Indonesia’s Jago is striving to bring premium coffee to the masses with its affordable mobile café concept. The company’s Co-founder and CEO Yoshua Tanu speaks to World Coffee Portal about the benefits of coffee on wheels, taking on the country’s RTD market and rolling out the brand across the country
Jago CEO & Co-founder, Yoshua Tanu
Blending affordable coffee, with app-enabled delivery on a nimble electric coffee cart fleet, Jakarta-based Jago currently operates over 40 ‘mobile cafés’ across the Indonesian capital, connecting its baristas to customers via a mobile app that can deliver pedal-powered coffee within a 40km radius.

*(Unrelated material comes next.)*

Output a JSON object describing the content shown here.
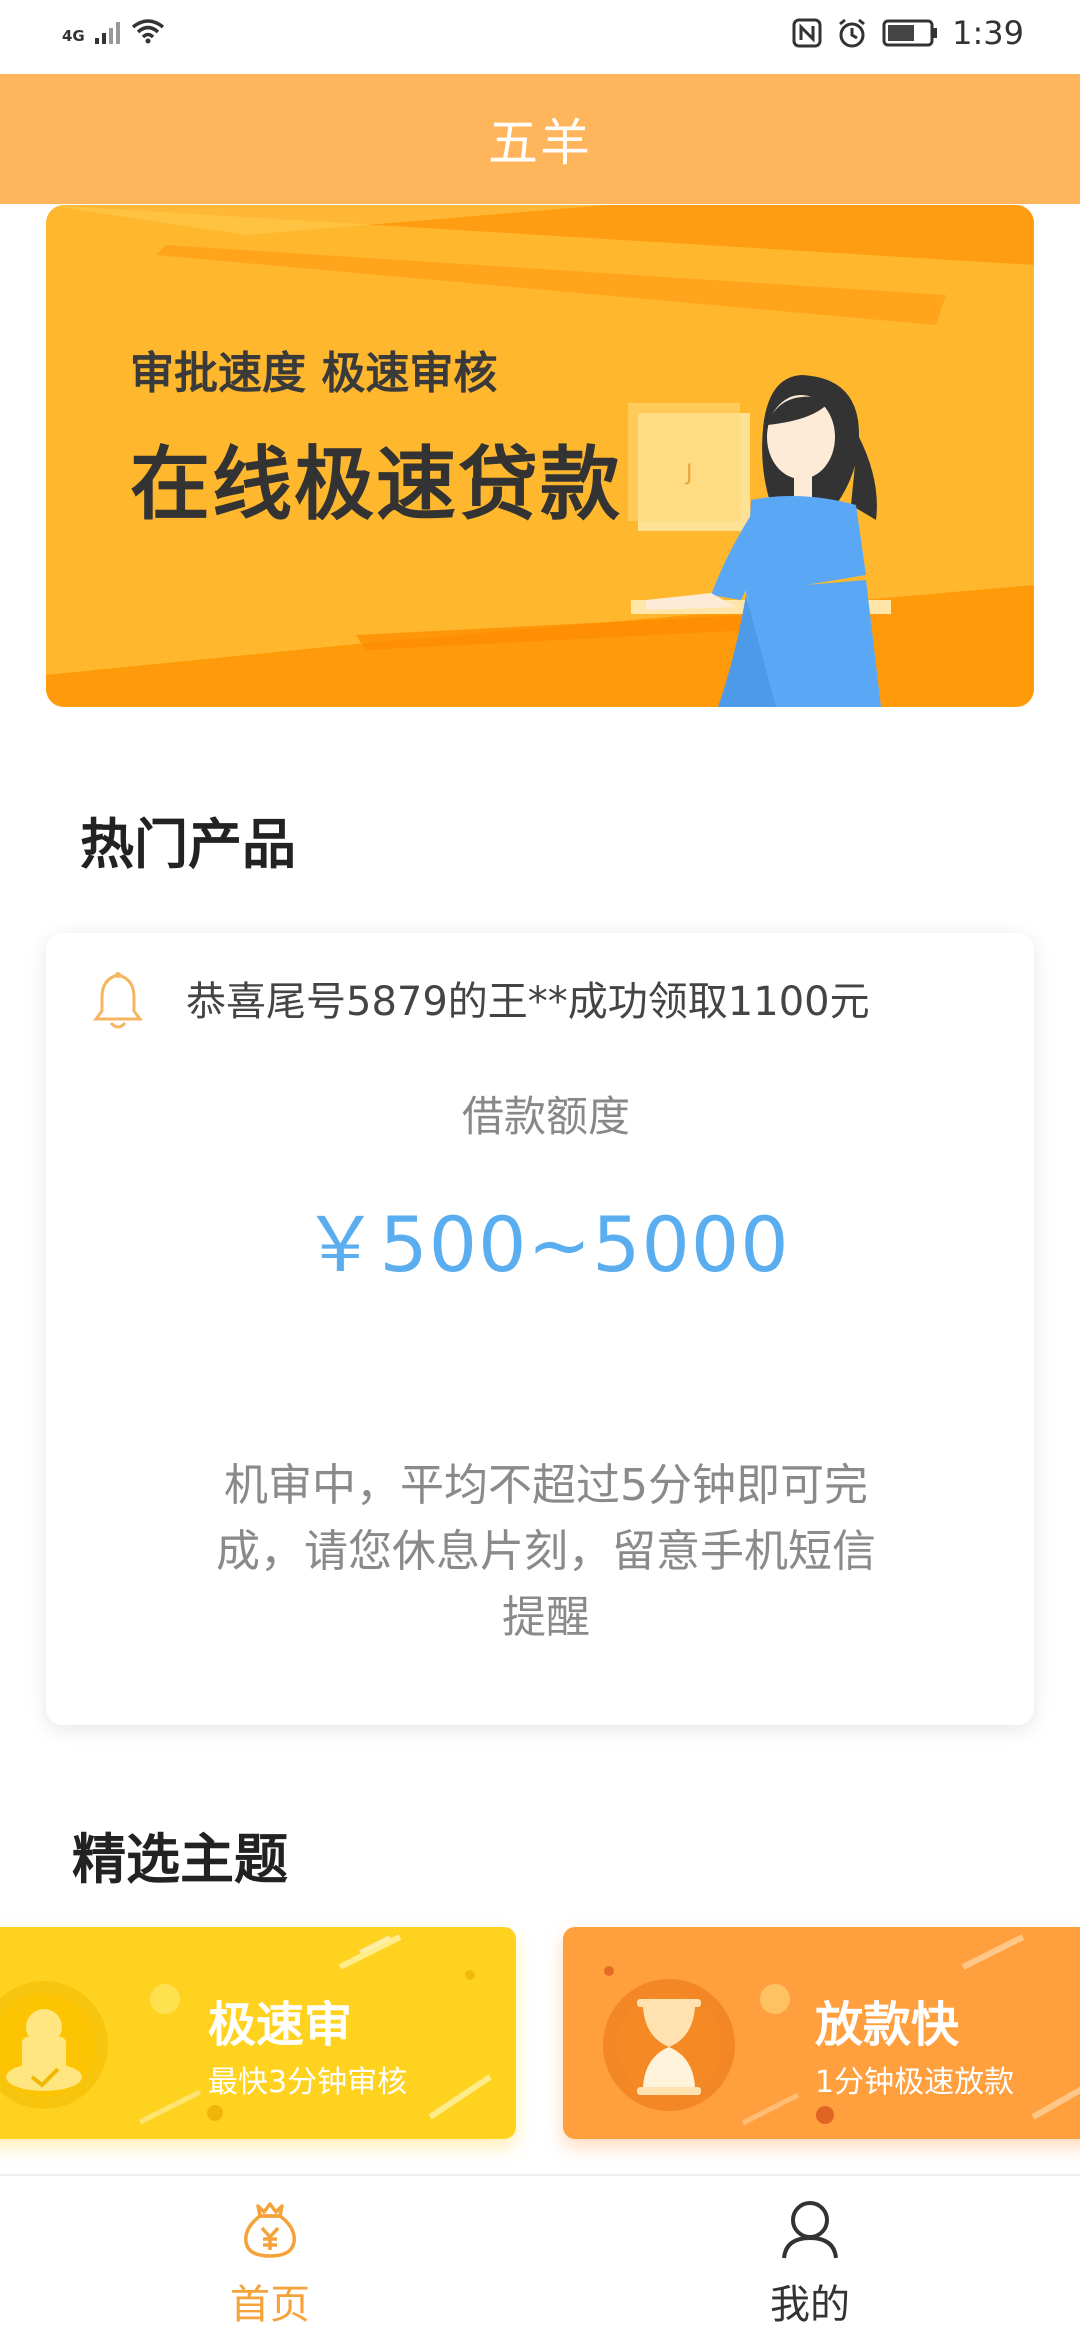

Jago closed a $2.2m pre-Series A funding round at the end of 2022 which it will use to expand its electric coffee cart fleet and implement technology upgrades. The company expects to double in size by the first quarter of 2023 and is targeting 1,500 mobile cafés by the end of 2024.
Jago Co-Founder and CEO Yoshua Tanu discusses bringing premium coffee to low-income consumers, the challenges of scaling the mobile café concept and expanding to 1,500 mobile cafés by end of 2024.
How did you conceive the concept for Jago?
Jago was started by my co-founder Chris Oentojo (Chief Technology Officer) and I when we had an idea to revolutionise the consumption of coffee for the mass population through the modernisation of last-mile retail using electric vehicles (EV). I’ve been in the coffee industry for the past decade and Chris has been in the tech industry for at least seven years and we felt there needed to be a change in how coffee was distributed and what type of coffee is being mass-consumed, such as instant and ready-to-drink (RTD).
Our goal was to find a new way for daily middle-to low-income consumers to access high-quality coffee without compromising on any aspect, whether ingredients, price or convenience. We figured we just needed to strip down all retail costs (being mobile for no rental, EV to reduce overhead, reduce delivery costs through mobility, etc), connect the customers through an app, and make it simple for customers to get a great cup of coffee at great value.
How will Jago fill the disconnect between instant coffee consumption and the specialty coffee scene?
We aim to provide the easiest access to quality coffee for our customers through our mobile cafés. With the mobile café model, we have more margin to increase the quality of products, like ingredients used in specialty coffee shops across Indonesia. Additionally, we are more able to reduce pricing significantly, competing with the pricing points of instant and RTD coffees. We want to upgrade the coffees that most Indonesians consume with no added cost to the customers.
Jago expects to double its mobile coffee cart fleet in the first quarter of 2023 and is targeting 1,500 mobile cafés by the end of 2024
What are the benefits and challenges of operating a mobile café business?
There are many challenges, as ordering a mobile café that comes to you instantly from an app is a new model. Therefore, we face a lot of challenges in figuring out which steps work, and which do not. This includes production, mobile routing, mobile spacing, café utilisation and designation.
On the other hand, we’ve created a higher margin business that allows us to provide better value for our customers that need it – whether they could not afford it previously or because of the absence of convenient, quality coffee. Moreover, we have the advantage of being able to go direct to our customers quickly and with no delivery charge using this model, making us superior in terms of convenience.
The highlight is our margin, which gives us a good cushion in always being competitively priced and helps us stay in line with current Indonesian coffee consumption habits.
What is the market potential for premium and specialty coffee in Indonesia?
Indonesia is one of the largest coffee producers in the world, but the high-quality coffee market is still in its early stages of development. However, it is showing signs of growth with more specialty coffee shops and roasters opening, as well as consumer awareness and interest in high-quality, sustainably sourced coffee.
The country’s unique coffee varieties, such as Java, Bali, and Sulawesi, offer a lot of potential for growth in the premium coffee market. However, the industry still faces challenges – none more so than the limited pool of consumers who can currently afford higher-priced coffees.
Overall, the premium and specialty coffee market in Indonesia has potential for growth, but there is still work to be done in terms of development and infrastructure.
What expansion targets have you set?
We aim to focus within Jakarta, utilising at least 70% of our mobile cafés in the capital city towards the third quarter of 2024 while pushing for greater Jakarta areas and second and third-tier cities
with 30% of the carts at end of Q4, all still within the Java Island.
Our target is to operate approximately 1,500 mobile cafés by the end of 2024.